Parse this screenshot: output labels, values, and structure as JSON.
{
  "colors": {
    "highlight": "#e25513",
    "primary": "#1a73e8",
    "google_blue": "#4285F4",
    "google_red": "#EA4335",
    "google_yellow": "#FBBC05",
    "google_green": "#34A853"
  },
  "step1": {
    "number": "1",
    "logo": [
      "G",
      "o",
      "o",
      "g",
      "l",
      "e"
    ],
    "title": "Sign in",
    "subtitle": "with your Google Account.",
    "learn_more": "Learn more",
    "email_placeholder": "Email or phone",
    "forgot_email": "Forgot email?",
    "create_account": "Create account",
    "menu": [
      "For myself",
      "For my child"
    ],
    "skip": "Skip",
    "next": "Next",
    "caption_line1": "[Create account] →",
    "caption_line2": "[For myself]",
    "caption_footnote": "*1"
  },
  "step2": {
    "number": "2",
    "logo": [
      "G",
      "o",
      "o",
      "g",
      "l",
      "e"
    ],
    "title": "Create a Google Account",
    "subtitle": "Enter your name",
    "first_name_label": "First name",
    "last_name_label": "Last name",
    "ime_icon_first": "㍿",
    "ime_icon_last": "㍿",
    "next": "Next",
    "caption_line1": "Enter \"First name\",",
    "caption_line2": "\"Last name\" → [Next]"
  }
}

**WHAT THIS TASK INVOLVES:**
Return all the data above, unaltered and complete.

**YOUR RESPONSE:**
Parse this screenshot: output labels, values, and structure as JSON.
{
  "colors": {
    "highlight": "#e25513",
    "primary": "#1a73e8",
    "google_blue": "#4285F4",
    "google_red": "#EA4335",
    "google_yellow": "#FBBC05",
    "google_green": "#34A853"
  },
  "step1": {
    "number": "1",
    "logo": [
      "G",
      "o",
      "o",
      "g",
      "l",
      "e"
    ],
    "title": "Sign in",
    "subtitle": "with your Google Account.",
    "learn_more": "Learn more",
    "email_placeholder": "Email or phone",
    "forgot_email": "Forgot email?",
    "create_account": "Create account",
    "menu": [
      "For myself",
      "For my child"
    ],
    "skip": "Skip",
    "next": "Next",
    "caption_line1": "[Create account] →",
    "caption_line2": "[For myself]",
    "caption_footnote": "*1"
  },
  "step2": {
    "number": "2",
    "logo": [
      "G",
      "o",
      "o",
      "g",
      "l",
      "e"
    ],
    "title": "Create a Google Account",
    "subtitle": "Enter your name",
    "first_name_label": "First name",
    "last_name_label": "Last name",
    "ime_icon_first": "㍿",
    "ime_icon_last": "㍿",
    "next": "Next",
    "caption_line1": "Enter \"First name\",",
    "caption_line2": "\"Last name\" → [Next]"
  }
}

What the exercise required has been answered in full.